=== WHAT IS REQUIRED ===
Wherever a line in the records below contains "данных", copy that line.

--- RECORDS FOR THE EXERCISE Enclosed Below ---

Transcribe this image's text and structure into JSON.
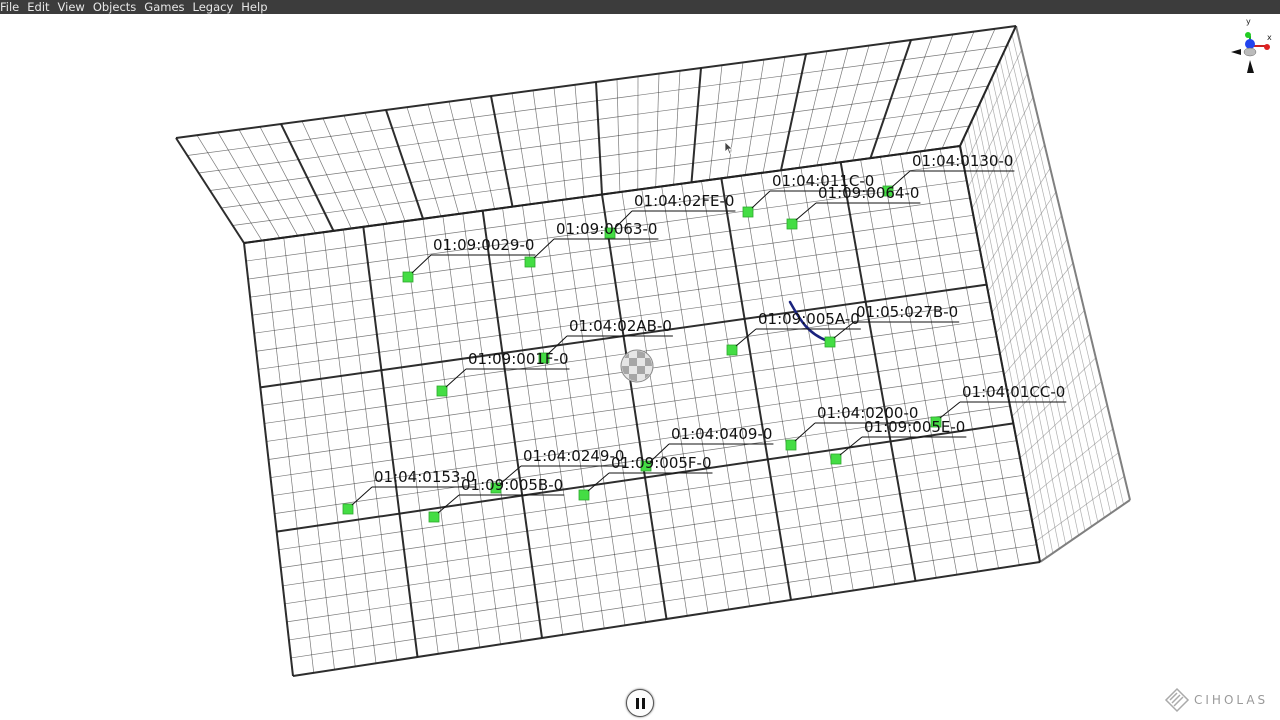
{
  "menu": [
    "File",
    "Edit",
    "View",
    "Objects",
    "Games",
    "Legacy",
    "Help"
  ],
  "tags": [
    "01:04:0130-0",
    "01:04:011C-0",
    "01:09:0064-0",
    "01:04:02FE-0",
    "01:09:0063-0",
    "01:09:0029-0",
    "01:04:02AB-0",
    "01:09:001F-0",
    "01:09:005A-0",
    "01:05:027B-0",
    "01:04:01CC-0",
    "01:04:0200-0",
    "01:09:005E-0",
    "01:04:0409-0",
    "01:04:0249-0",
    "01:09:005F-0",
    "01:04:0153-0",
    "01:09:005B-0"
  ],
  "axes": {
    "y": "y",
    "x": "x"
  },
  "brand": "CIHOLAS",
  "colors": {
    "tag_marker": "#44dd44",
    "trail": "#1a237e",
    "grid": "#222222",
    "menubar": "#3c3c3c"
  }
}
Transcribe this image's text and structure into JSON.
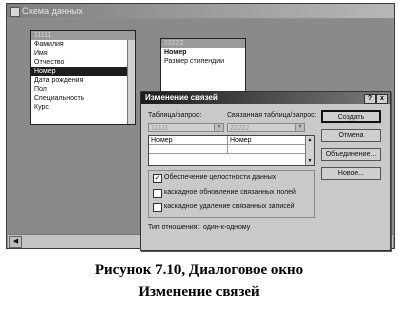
{
  "main_window": {
    "title": "Схема данных"
  },
  "table_1": {
    "name": "11111",
    "fields": [
      "Фамилия",
      "Имя",
      "Отчество",
      "Номер",
      "Дата рождения",
      "Пол",
      "Специальность",
      "Курс"
    ],
    "selected_field": "Номер"
  },
  "table_2": {
    "name": "22222",
    "fields": [
      "Номер",
      "Размер стипендии"
    ],
    "bold_field": "Номер"
  },
  "dialog": {
    "title": "Изменение связей",
    "help_button": "?",
    "close_button": "x",
    "table_label": "Таблица/запрос:",
    "related_label": "Связанная таблица/запрос:",
    "table_value": "11111",
    "related_value": "22222",
    "row1_left": "Номер",
    "row1_right": "Номер",
    "enforce_integrity": {
      "label": "Обеспечение целостности данных",
      "checked": true
    },
    "cascade_update": {
      "label": "каскадное обновление связанных полей",
      "checked": false
    },
    "cascade_delete": {
      "label": "каскадное удаление связанных записей",
      "checked": false
    },
    "relation_type_label": "Тип отношения:",
    "relation_type_value": "один-к-одному",
    "buttons": {
      "create": "Создать",
      "cancel": "Отмена",
      "join": "Объединение...",
      "new": "Новое..."
    }
  },
  "caption": {
    "line1": "Рисунок 7.10, Диалоговое окно",
    "line2": "Изменение связей"
  }
}
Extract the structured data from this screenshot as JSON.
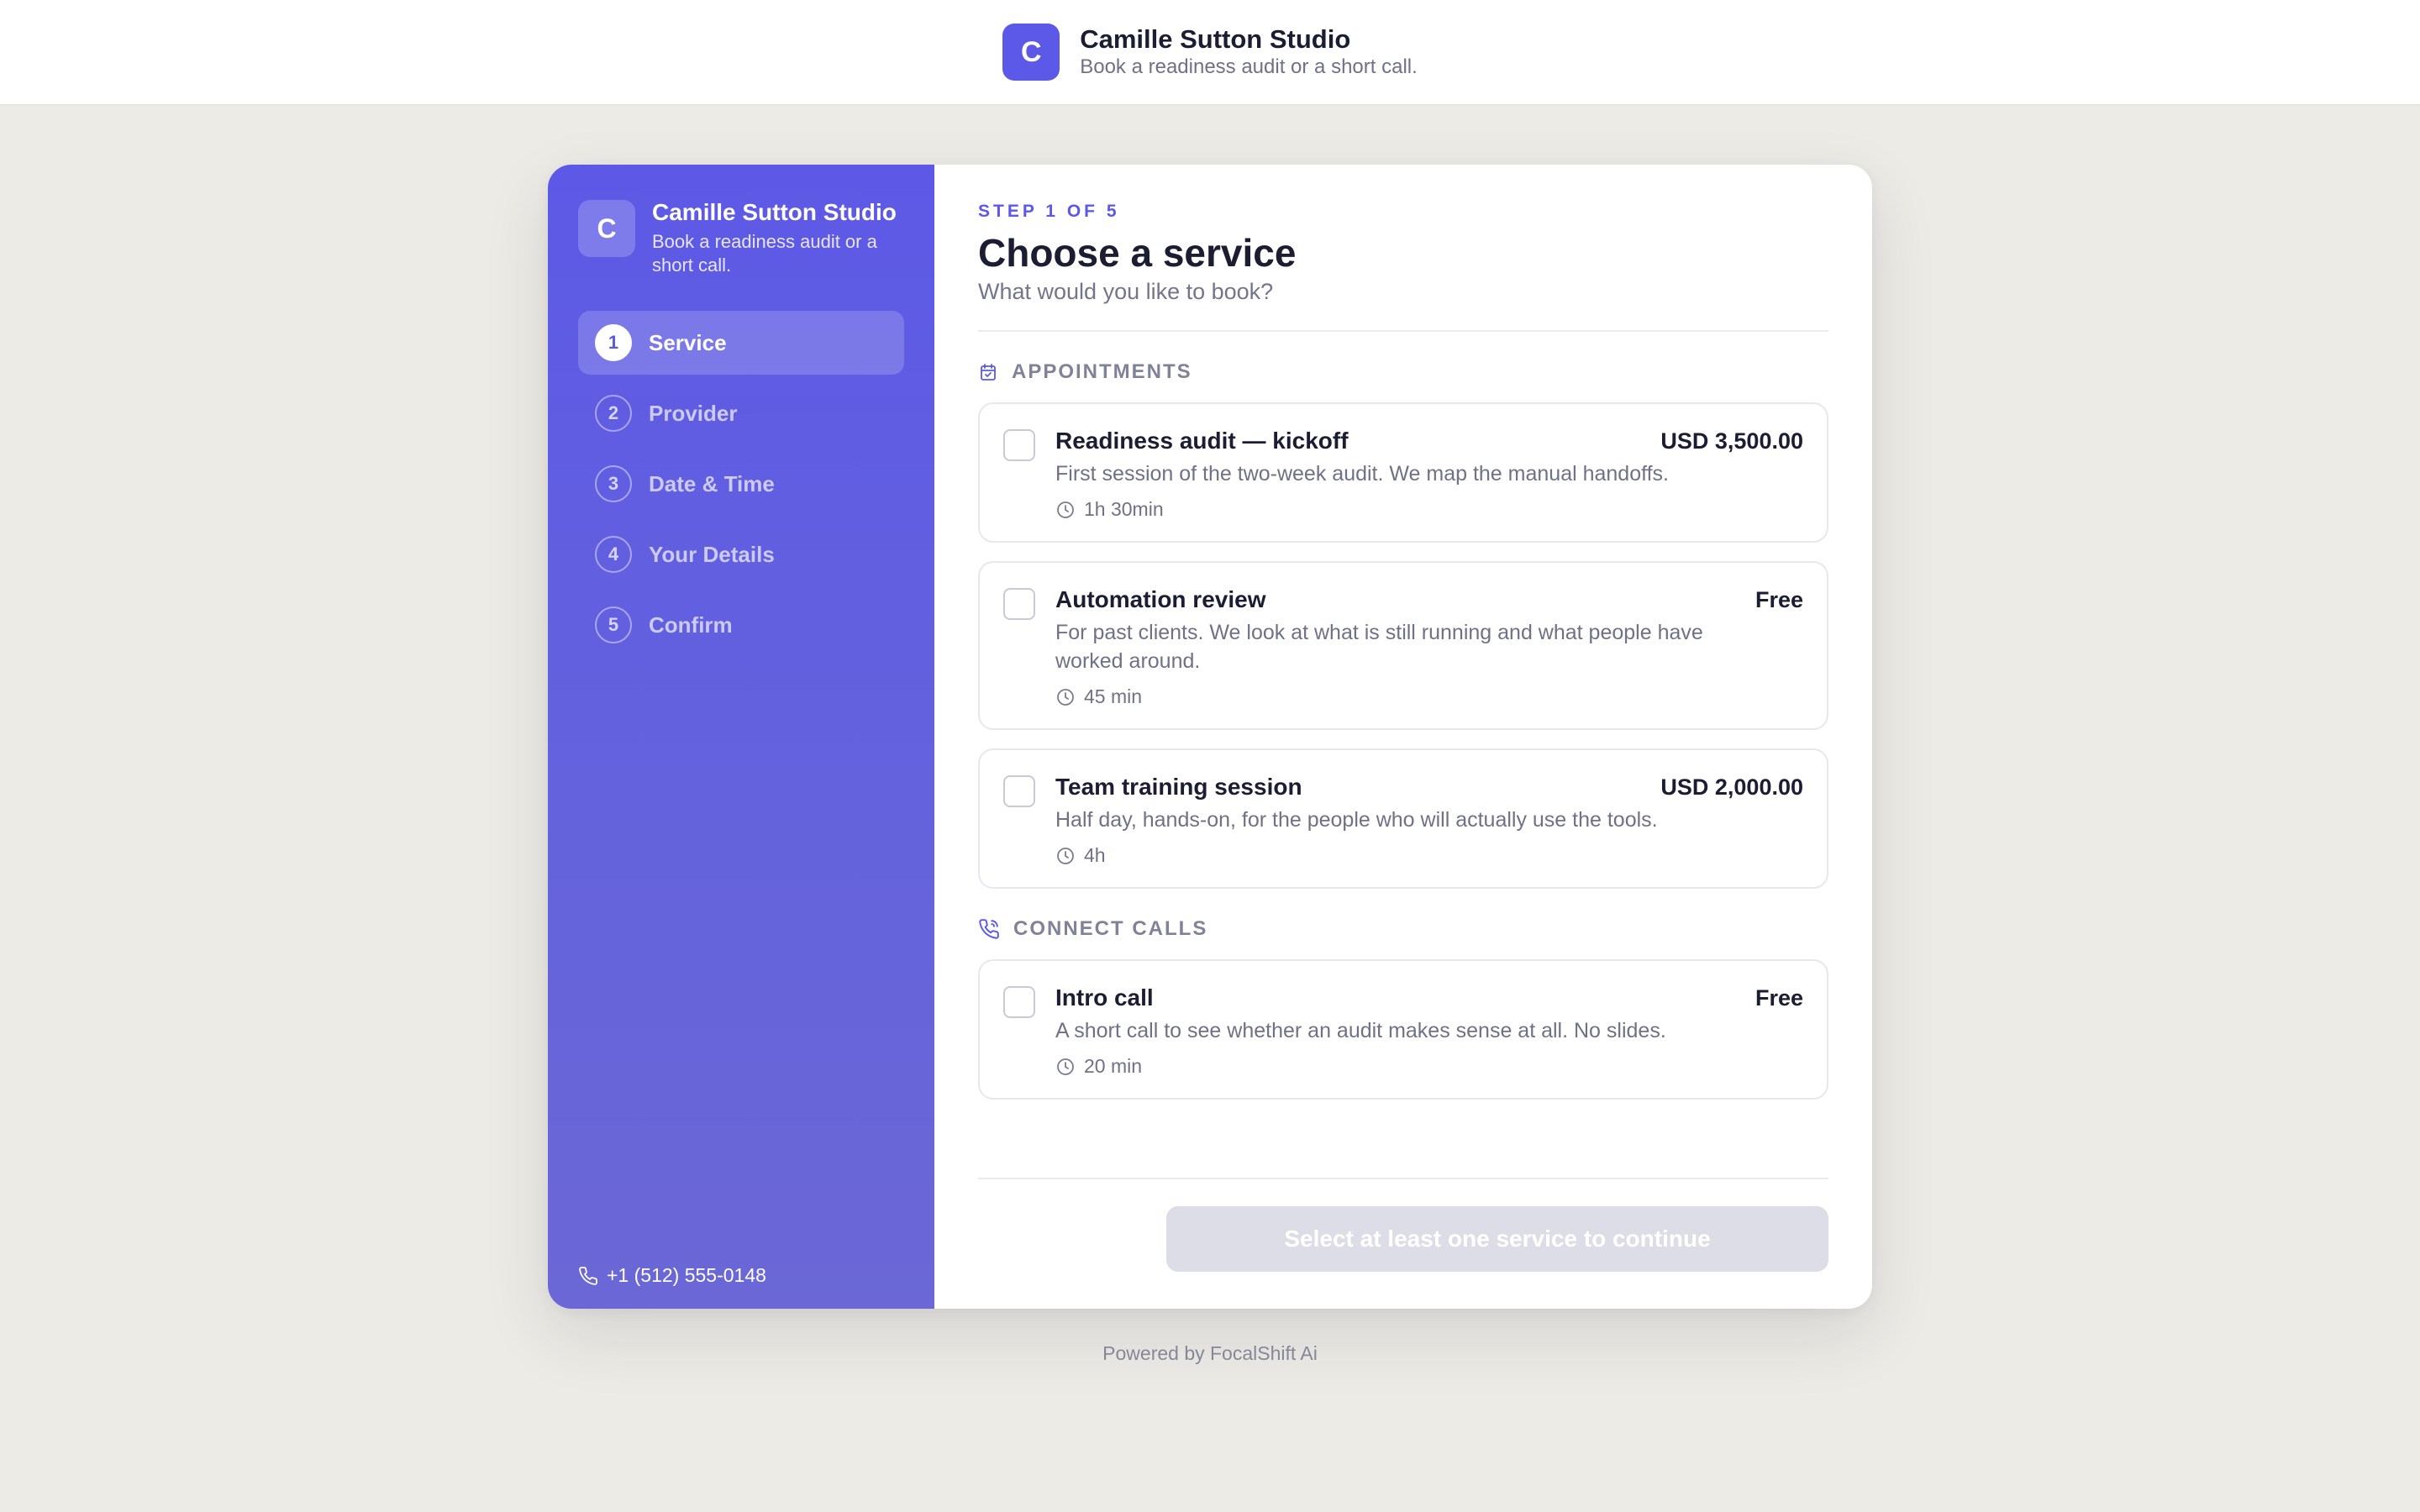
{
  "brand": {
    "initial": "C",
    "name": "Camille Sutton Studio",
    "tagline": "Book a readiness audit or a short call."
  },
  "sidebar": {
    "steps": [
      {
        "num": "1",
        "label": "Service",
        "active": true
      },
      {
        "num": "2",
        "label": "Provider",
        "active": false
      },
      {
        "num": "3",
        "label": "Date & Time",
        "active": false
      },
      {
        "num": "4",
        "label": "Your Details",
        "active": false
      },
      {
        "num": "5",
        "label": "Confirm",
        "active": false
      }
    ],
    "phone": "+1 (512) 555-0148"
  },
  "main": {
    "eyebrow": "STEP 1 OF 5",
    "title": "Choose a service",
    "subtitle": "What would you like to book?",
    "sections": [
      {
        "heading": "APPOINTMENTS",
        "icon": "calendar-check-icon",
        "services": [
          {
            "name": "Readiness audit — kickoff",
            "price": "USD 3,500.00",
            "description": "First session of the two-week audit. We map the manual handoffs.",
            "duration": "1h 30min",
            "checked": false
          },
          {
            "name": "Automation review",
            "price": "Free",
            "description": "For past clients. We look at what is still running and what people have worked around.",
            "duration": "45 min",
            "checked": false
          },
          {
            "name": "Team training session",
            "price": "USD 2,000.00",
            "description": "Half day, hands-on, for the people who will actually use the tools.",
            "duration": "4h",
            "checked": false
          }
        ]
      },
      {
        "heading": "CONNECT CALLS",
        "icon": "phone-call-icon",
        "services": [
          {
            "name": "Intro call",
            "price": "Free",
            "description": "A short call to see whether an audit makes sense at all. No slides.",
            "duration": "20 min",
            "checked": false
          }
        ]
      }
    ],
    "continue_label": "Select at least one service to continue"
  },
  "footer": {
    "powered_by": "Powered by FocalShift Ai"
  },
  "colors": {
    "accent": "#5c58e8",
    "page_bg": "#edebe6",
    "disabled_button": "#dcdde6"
  }
}
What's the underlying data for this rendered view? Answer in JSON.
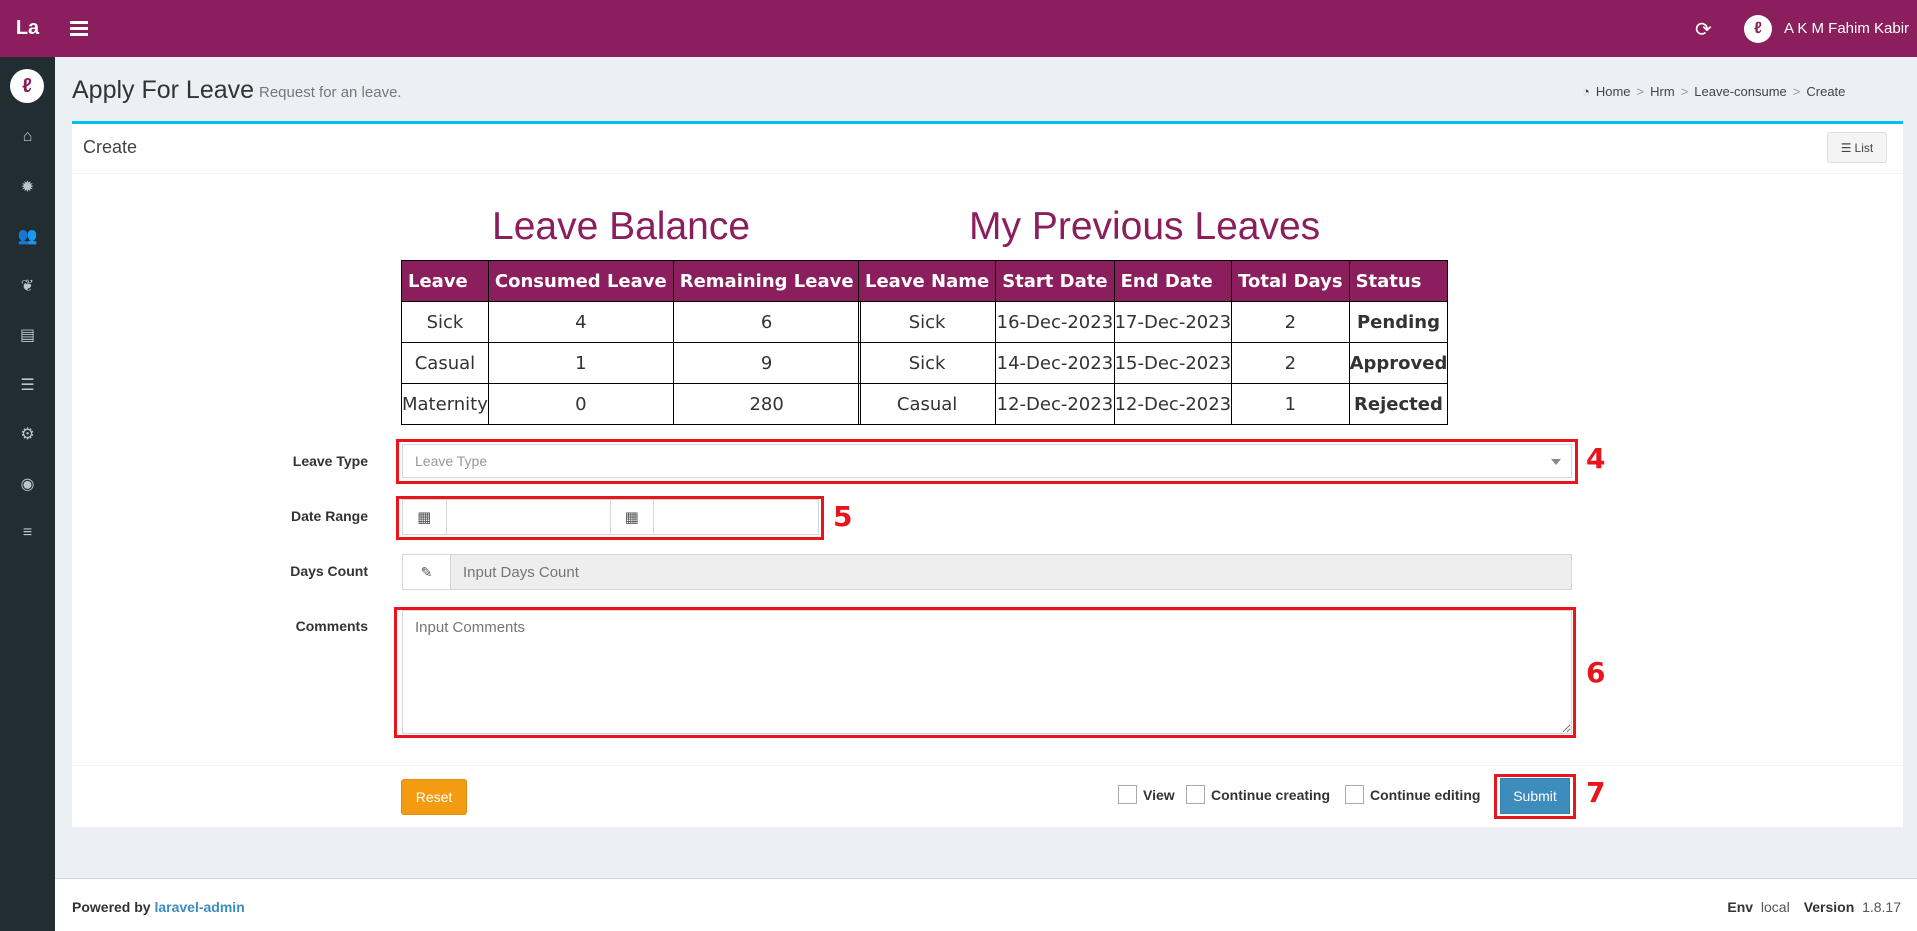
{
  "topbar": {
    "logo": "La",
    "user_name": "A K M Fahim Kabir",
    "colors": {
      "brand": "#8b1e5c",
      "sidebar": "#222d32"
    }
  },
  "sidebar": {
    "icons": [
      "home-icon",
      "gear-icon",
      "users-icon",
      "leaf-icon",
      "id-card-icon",
      "server-icon",
      "cogs-icon",
      "toggle-icon",
      "database-icon"
    ]
  },
  "header": {
    "title": "Apply For Leave",
    "subtitle": "Request for an leave.",
    "breadcrumb": [
      "Home",
      "Hrm",
      "Leave-consume",
      "Create"
    ]
  },
  "box": {
    "title": "Create",
    "list_label": "List"
  },
  "leave_balance": {
    "title": "Leave Balance",
    "headers": [
      "Leave",
      "Consumed Leave",
      "Remaining Leave"
    ],
    "rows": [
      [
        "Sick",
        "4",
        "6"
      ],
      [
        "Casual",
        "1",
        "9"
      ],
      [
        "Maternity",
        "0",
        "280"
      ]
    ]
  },
  "previous_leaves": {
    "title": "My Previous Leaves",
    "headers": [
      "Leave Name",
      "Start Date",
      "End Date",
      "Total Days",
      "Status"
    ],
    "rows": [
      [
        "Sick",
        "16-Dec-2023",
        "17-Dec-2023",
        "2",
        "Pending"
      ],
      [
        "Sick",
        "14-Dec-2023",
        "15-Dec-2023",
        "2",
        "Approved"
      ],
      [
        "Casual",
        "12-Dec-2023",
        "12-Dec-2023",
        "1",
        "Rejected"
      ]
    ]
  },
  "form": {
    "leave_type_label": "Leave Type",
    "leave_type_placeholder": "Leave Type",
    "date_range_label": "Date Range",
    "days_count_label": "Days Count",
    "days_count_placeholder": "Input Days Count",
    "comments_label": "Comments",
    "comments_placeholder": "Input Comments"
  },
  "actions": {
    "reset": "Reset",
    "view": "View",
    "continue_creating": "Continue creating",
    "continue_editing": "Continue editing",
    "submit": "Submit"
  },
  "annotations": [
    "4",
    "5",
    "6",
    "7"
  ],
  "footer": {
    "powered_by": "Powered by",
    "powered_link": "laravel-admin",
    "env_label": "Env",
    "env_value": "local",
    "version_label": "Version",
    "version_value": "1.8.17"
  }
}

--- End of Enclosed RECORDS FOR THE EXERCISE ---

=== RESULT ===
    "title": "Схема данных"
      "label": "Обеспечение целостности данных",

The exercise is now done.